The following paper compares government type and economic performance among sixteen countries in the eight regions of the world. Generally, it is believed that democratic countries are likelier to have better economic growth and performance. It is important to note that there are specific countries that are exceptions to the rule, but for the most part, government and economic performance have a reciprocal effect on each other. The relationship is more of an interdependence than a direct result of the government’s sole influence on the economy.
Beginning with the European Region, Belgium’s form of government is a Federal Parliamentary Democracy under a Constitutional Monarchy. This form of government is considered a democracy, in that the people elect officials in their government. The King, however, is appointed for life and is “hereditary and constitutional” (Central Intelligence Agency, 2013). According to the Index of Economic Freedom (2014), Belgium scores a 69.9 on economic freedom, making it the 35th freest economy in the world. Although Belgium is ranked 17th among the 43 countries in the Europe region, and its overall score is above the regional and global averages, its economic freedom has remained economically stagnant over the years. In the latter half of the 2000’s, Belgium’s economy was considered “mostly free”, but since 2011, has moved to “moderately free”. The CIA World Factbook addresses this change as a result of Belgium’s lack of natural resources, causing them to import substantial quantities of raw materials and export a large volume of manufactures. This, unfortunately, leaves the economy of Belgium extremely vulnerable to the instability of world markets (Central Intelligence Agency, 2013).
Italy, also in the region of Europe, uses a republic form of government, and has been a democratic republic since June 2, 1946, when the monarchy was abolished by popular referendum. The constitution came into force on January 1, 1948 (GlobalEdge, 2014). Italy’s economy is extremely diversified with a developed, industrial north, and a less-developed, agricultural south, where there is high unemployment. Additionally, Italy has a large underground economy that represents at least 17% of GDP. Although Italy is the third-largest economy in the euro-zone, it has extremely high public debt that rose to 126% of GDP in 2012, which leaves it vulnerable to scrutiny from financial markets. However, the government has undertaken several reform initiatives designed to increase long-term economic growth. Italy's GDP is now 7% below its 2007 pre-crisis level (Central Intelligence Agency, 2013).

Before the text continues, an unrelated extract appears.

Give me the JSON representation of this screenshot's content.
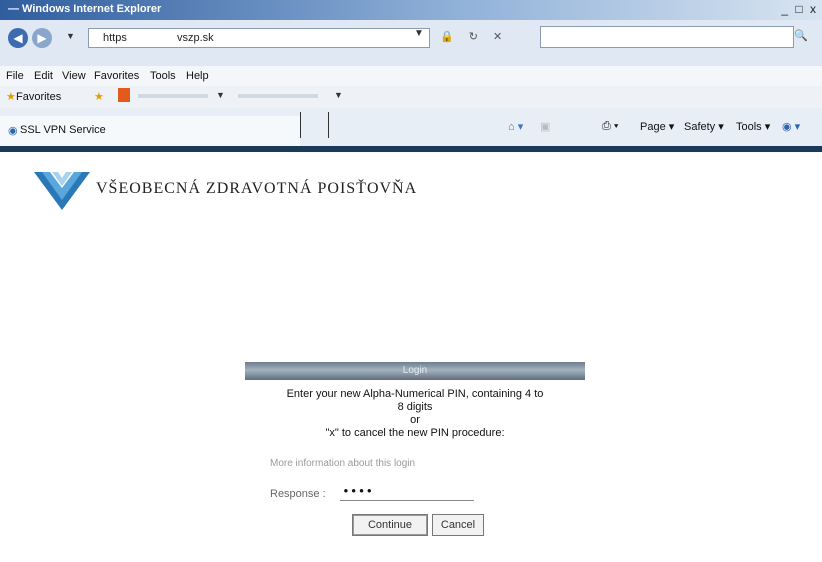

Armenia and Russia are in the region of Russia and the Near Abroad. Both countries use a republic form of government and are considered democracies on the face of their political rights. Both countries have the right to vote for their political officials, but there is corruption that exists within the electoral process. For example, in Armenia, the...